Paying green bin charge is a ‘waste of money,’ claims councillor
Residents in South Tyneside will be wasting their money if they pay a new garden waste charge – because the council’s own website says you can put it in general waste bins.
Just one in five households in the borough who were receiving the service free – some 50,000 – have paid the new ‘earlybird’ £25 discount fee to have their green bins, containing garden waste, collected.
As a result South Tyneside Council has extended the offer from December 31 to January 31 in the hope more people will sign up.
After that, people will have to pay £30 a year.
However, the council’s own website states garden waste can be put in the regular grey bin in a question and answer section.
So there’s technically no need to pay the ‘green bin’ fee.
I feel sorry for those who have already paid
Coun Lee Hughes
It reads: “Can I put my garden waste in my grey household bin?
The answer is “Yes, but if you can’t fit your garden waste in as well as your general waste, we recommend you take your garden waste to our Recycling Village.”
Coun Lee Hughes, the Putting People First representative for the Bede ward in Jarrow, is hoping more residents realise this before they cough up the cash.
He said: “It’s there in black and white, put your garden waste in the grey bin and it will be removed.
Coun Lee Hughes
“While some people do have big gardens and it may be a struggle to throw it all away at once, just bag it up and drop a bag in every other week.
“I feel sorry for those who have already paid up because they thought garden rubbish couldn’t go in the grey bin.”
However, council bosses say there’s no obligation for people to sign up to the scheme.
Coun Moira Smith, lead member for area management and community safety, said: “Let me be clear, there is no obligation to sign up to the green waste service.
Coun Moira Smith
“By putting garden waste in the green bin, it is composted which is a natural process. It is then screened and shredded by our contractor and ultimately is used as a soil improver for landscaping projects.
“The introduction of green waste collections ten years ago has helped the council reduce landfill and boost recycling targets.
“We are delighted that so many people have already signed up to a service which allows them to do their bit for the environment and always encourage our residents to be environmentally conscious.
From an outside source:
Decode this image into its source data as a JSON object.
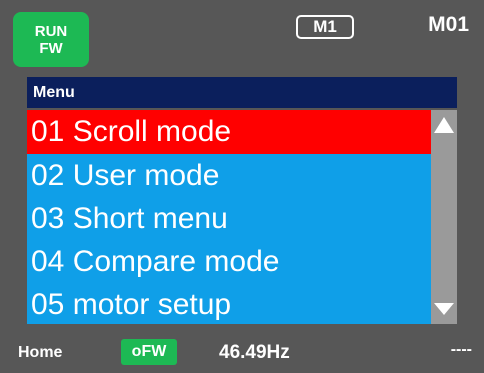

“We would encourage people who produce small quantities of green waste to share a green bin with neighbours if they want to reduce costs but still prove their green credentials.”
August 4 2016
Christmas and New Year bin collections in South Tyneside have been revealed.
The Gazette broke the story that South Tyneside Council was considering imposing a £30-a-year charge for removing garden waste.
People are offered a price of £25 if they sign up to the scheme early.
The service had previously been provided free to some 50,000 households in the borough.
A council spokeswoman said “no decision has been made at this stage.”
The council say the new arrangement will save £500,000 a year
Scores of readers take to the Gazette Facebook page and a vote shows that 90 per cent oppose the charge.
South Tyneside Council’s cabinet agree to bring in the ne charges from April 2017
Council chiefs come under pressure to renegotiate the deal it has with recycling giant SUEZ which it pays to take away the waste.
It is announced that a discount rate of £25 will be offered to those who sign up before December 31 and anyone who wants to pay for three years in advance can do so for £65 – a saving of £25 over the period.
Council bosses say they expect a major drop in the number of people having garden waste collected.
Andrew Whittaker, the council’s corporate lead in area management, says the fall off in people using the service could be up to 50%
Council announce that more than 6,000 people have signed up to the discounted rate to have their waste taken away.
Council announce that the deadline to sign up to the discount rate has been extended to January 31.
It is also announced that 10,000 people have now signed up.
Opposition councillor Lee Hughes claims people will simply put their garden waste in general waste bins.
It emerges that the council’s own website says people are allowed to put garden waste in general waste bins.